* _THE PROBLEM_: The records that follow are to be given again exactly. Do not carry over any image.

* _Stored dataset items_:

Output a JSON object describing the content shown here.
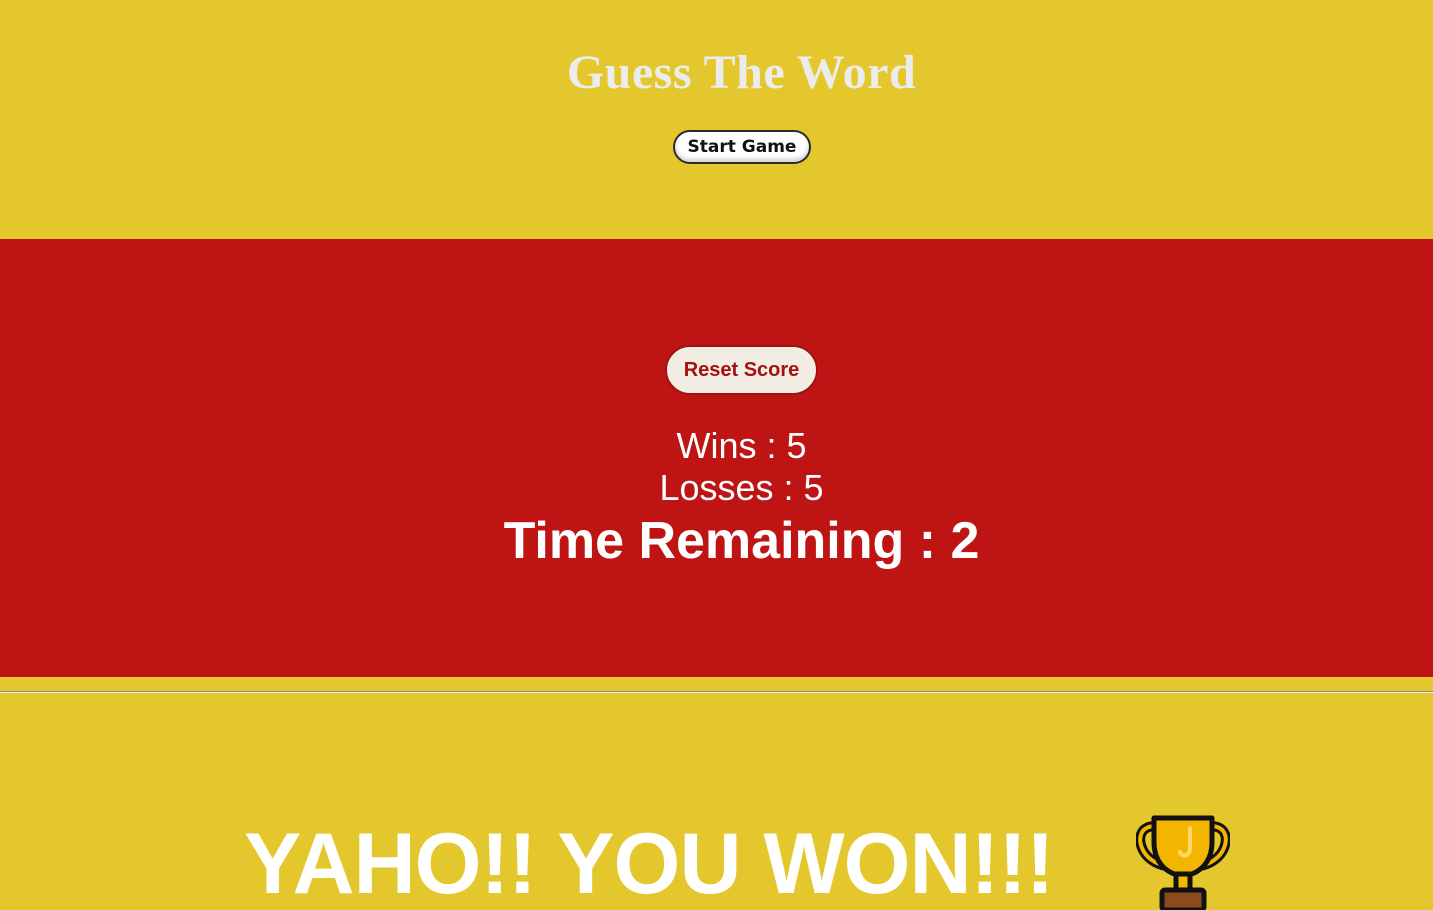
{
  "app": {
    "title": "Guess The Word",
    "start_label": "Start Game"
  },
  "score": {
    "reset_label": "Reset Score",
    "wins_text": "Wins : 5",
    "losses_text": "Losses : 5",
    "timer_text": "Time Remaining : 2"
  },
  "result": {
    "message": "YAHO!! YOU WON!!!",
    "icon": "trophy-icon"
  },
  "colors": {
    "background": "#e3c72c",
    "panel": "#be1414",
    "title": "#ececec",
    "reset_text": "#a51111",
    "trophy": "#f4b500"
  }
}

* _OUTPUT OF THE EXERCISE_:
Output a JSON object describing the content shown here.
{
  "app": {
    "title": "Guess The Word",
    "start_label": "Start Game"
  },
  "score": {
    "reset_label": "Reset Score",
    "wins_text": "Wins : 5",
    "losses_text": "Losses : 5",
    "timer_text": "Time Remaining : 2"
  },
  "result": {
    "message": "YAHO!! YOU WON!!!",
    "icon": "trophy-icon"
  },
  "colors": {
    "background": "#e3c72c",
    "panel": "#be1414",
    "title": "#ececec",
    "reset_text": "#a51111",
    "trophy": "#f4b500"
  }
}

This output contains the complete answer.